A King, Anyone?
Addressing Americans displeased by our election results, the British-Russian writer Nikolai Tolstoy suggested in the New York Times that maybe it is time for America to consider a (constitutional) monarchy – a very stable form of government, perhaps more so than a republic. Americans “have only to direct their gaze toward their northern neighbor to find…contented Canada…,” he opined.
A King, Anyone?
But alas, these United States have a sour history with kings, going back to George III of “Tea Party” days. So severe was the early-American allergy to kings, that our fledgling Episcopal Church (the Church of England in the U.S.) removed all trappings of royalty from its own bishops, and left them with relatively little power in the church hierarchy. (Much of the power was devolved to the people in congregations, who were given the vote to elect their own clergy leaders.)
Our own bishop, Mariann Edgar Budde, presides ceremonially over the great Washington National Cathedral and a diocese of 88 congregations. She chairs the Cathedral Foundation, which governs the Cathedral and its several schools and institutions. She has great responsibility. Yet her authority flows not downward from an archbishop (much less a pope), but upward from the churchmembers in our diocese. It is an unwieldy system, as, I suppose, most democracies are. Bp. Budde uses her authority as a teacher and prophet with great care and skill. I hope you all receive and read her communications through the diocesan newsletter and website www.EDOW.org. If you are not already subscribed, you may do so here.
This Sunday is Christ the King Sunday – the last in the church year. We all love singing the great coronation hymns: ‘Crown him Lord of all!’ But Jesus is the most unlikely king you’ll find. He has no use for trappings, he covets no political power. And yet he seeks to rule in the hearts of all of us follow him. Some might say, judging from his followers, that Jesus is a poor – or at least ineffective – king. We Christians are a motley bunch, lacking in many virtues, subject to grievous faults. Like an Episcopal bishop, Jesus is a king who rules through persuasion, gentle leading, and sacrificial love. In this, Jesus is a master. We, as his subjects, are the ones lacking in devotion, in courage, and in compassion, to follow him.

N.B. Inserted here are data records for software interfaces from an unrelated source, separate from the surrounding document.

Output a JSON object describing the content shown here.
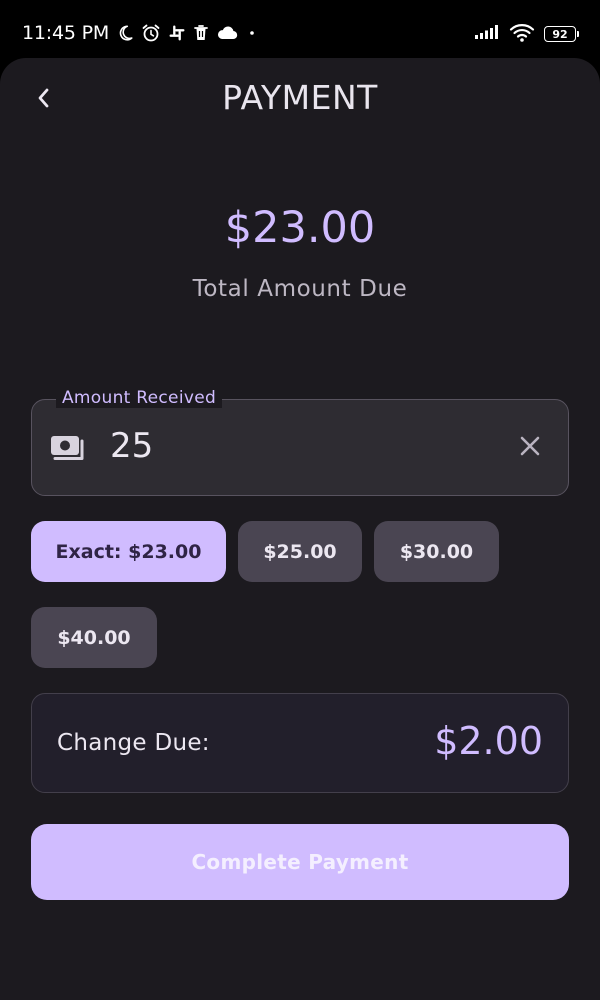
{
  "status_bar": {
    "time": "11:45 PM",
    "battery": "92"
  },
  "header": {
    "title": "PAYMENT"
  },
  "summary": {
    "total_amount": "$23.00",
    "total_label": "Total Amount Due"
  },
  "amount_field": {
    "label": "Amount Received",
    "value": "25"
  },
  "quick_amounts": [
    {
      "label": "Exact: $23.00",
      "selected": true
    },
    {
      "label": "$25.00",
      "selected": false
    },
    {
      "label": "$30.00",
      "selected": false
    },
    {
      "label": "$40.00",
      "selected": false
    }
  ],
  "change": {
    "label": "Change Due:",
    "value": "$2.00"
  },
  "actions": {
    "complete_label": "Complete Payment"
  },
  "colors": {
    "accent": "#d0bcff",
    "surface": "#1c1a1f",
    "chip": "#4a4552",
    "field": "#2e2c32"
  },
  "icons": {
    "back": "chevron-left-icon",
    "money": "money-icon",
    "clear": "close-icon"
  }
}
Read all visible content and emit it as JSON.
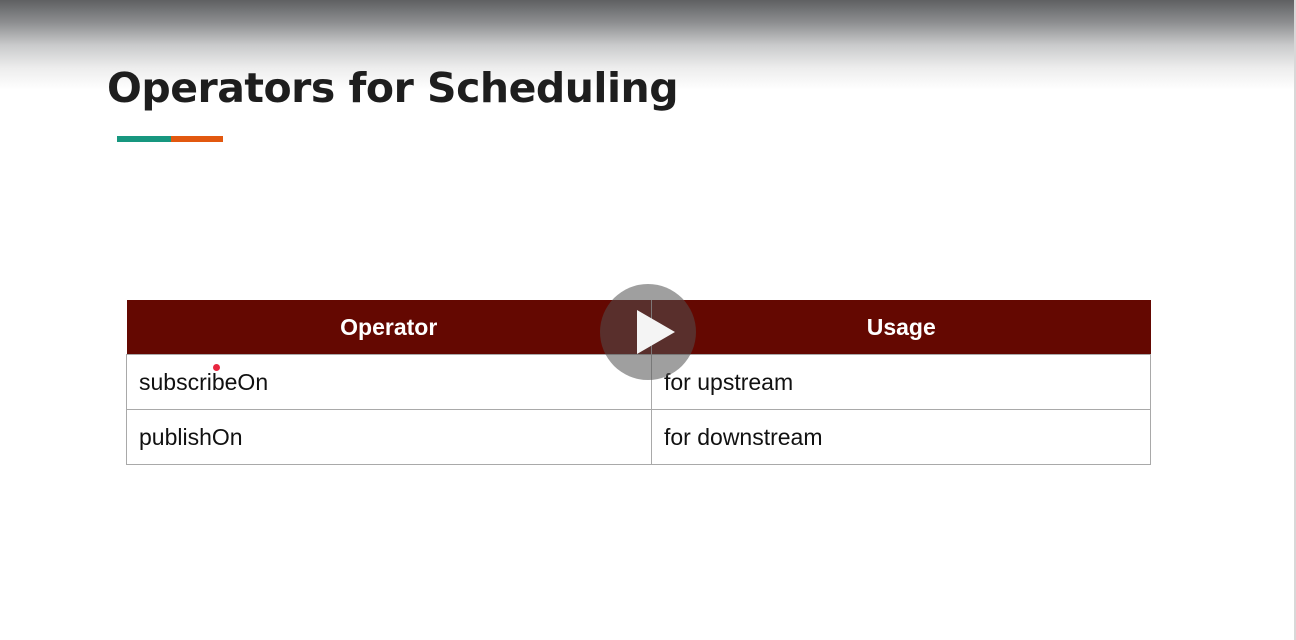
{
  "slide": {
    "title": "Operators for Scheduling",
    "accent_colors": {
      "teal": "#17977f",
      "orange": "#e2580f",
      "table_header": "#640801",
      "laser_dot": "#e8263f"
    }
  },
  "table": {
    "headers": [
      "Operator",
      "Usage"
    ],
    "rows": [
      [
        "subscribeOn",
        "for upstream"
      ],
      [
        "publishOn",
        "for downstream"
      ]
    ]
  },
  "player": {
    "play_icon": "play-icon"
  }
}
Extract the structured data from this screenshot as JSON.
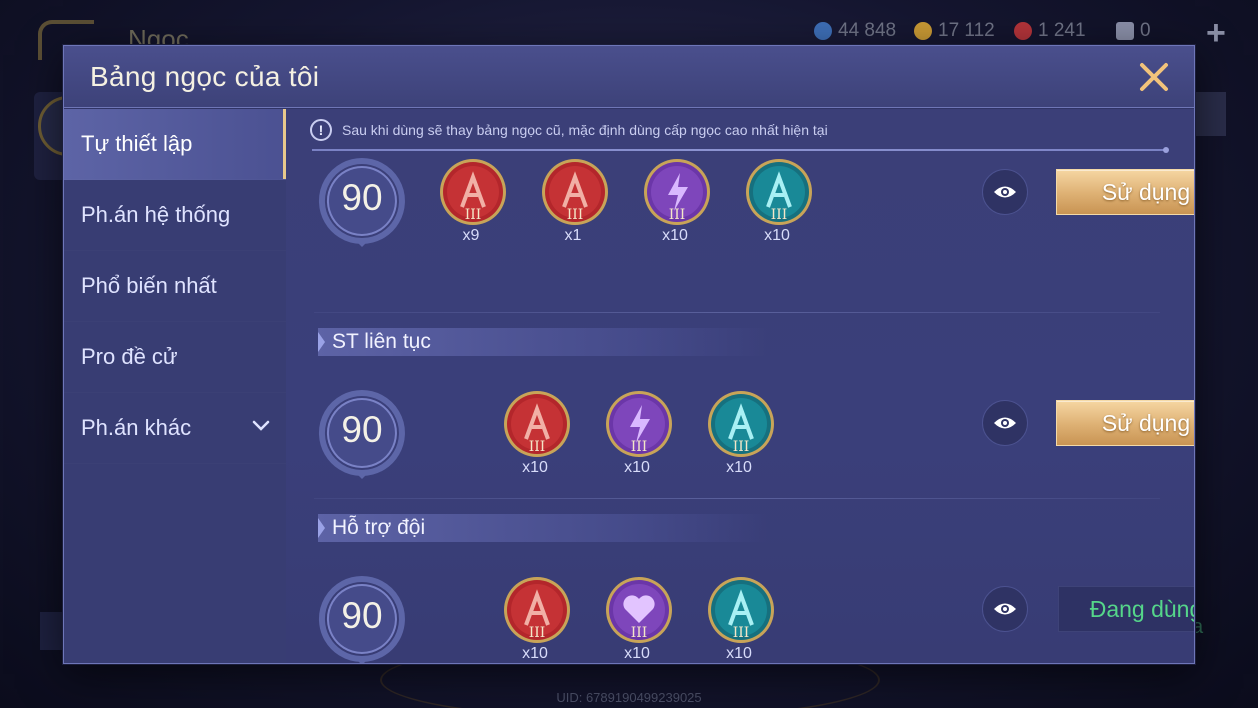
{
  "background": {
    "title": "Ngọc",
    "currencies": [
      {
        "icon": "diamond-icon",
        "value": "44 848",
        "color": "#3e6fb8"
      },
      {
        "icon": "gold-coin-icon",
        "value": "17 112",
        "color": "#c99a35"
      },
      {
        "icon": "ruby-icon",
        "value": "1 241",
        "color": "#b3343a"
      },
      {
        "icon": "ticket-icon",
        "value": "0",
        "color": "#8a8fa8"
      }
    ],
    "uid": "UID: 6789190499239025",
    "right_text": "a"
  },
  "modal": {
    "title": "Bảng ngọc của tôi",
    "close_icon": "close-icon"
  },
  "sidebar": {
    "items": [
      {
        "label": "Tự thiết lập",
        "active": true
      },
      {
        "label": "Ph.án hệ thống",
        "active": false
      },
      {
        "label": "Phổ biến nhất",
        "active": false
      },
      {
        "label": "Pro đề cử",
        "active": false
      },
      {
        "label": "Ph.án khác",
        "active": false,
        "expandable": true
      }
    ]
  },
  "content": {
    "notice": "Sau khi dùng sẽ thay bảng ngọc cũ, mặc định dùng cấp ngọc cao nhất hiện tại",
    "rows": [
      {
        "title": "",
        "level": "90",
        "gems": [
          {
            "type": "red",
            "tier": "III",
            "count": "x9"
          },
          {
            "type": "red",
            "tier": "III",
            "count": "x1"
          },
          {
            "type": "purple-lightning",
            "tier": "III",
            "count": "x10"
          },
          {
            "type": "teal",
            "tier": "III",
            "count": "x10"
          }
        ],
        "action": "Sử dụng",
        "in_use": false
      },
      {
        "title": "ST liên tục",
        "level": "90",
        "gems": [
          {
            "type": "red",
            "tier": "III",
            "count": "x10"
          },
          {
            "type": "purple-lightning",
            "tier": "III",
            "count": "x10"
          },
          {
            "type": "teal",
            "tier": "III",
            "count": "x10"
          }
        ],
        "action": "Sử dụng",
        "in_use": false
      },
      {
        "title": "Hỗ trợ đội",
        "level": "90",
        "gems": [
          {
            "type": "red",
            "tier": "III",
            "count": "x10"
          },
          {
            "type": "purple-heart",
            "tier": "III",
            "count": "x10"
          },
          {
            "type": "teal",
            "tier": "III",
            "count": "x10"
          }
        ],
        "action": "Đang dùng",
        "in_use": true
      }
    ]
  },
  "colors": {
    "accent_gold": "#ddb073",
    "in_use_green": "#55d68a",
    "modal_bg": "#303466"
  }
}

But I think it’s good to sing those glorious coronation choruses to remind ourselves that, whatever happens here on earth, one thing never changes: Jesus is the true king, ruling through the greatest power there is, the power of love. Never forget that. It’s a lifetime project for us, his people, to become his worthy subjects.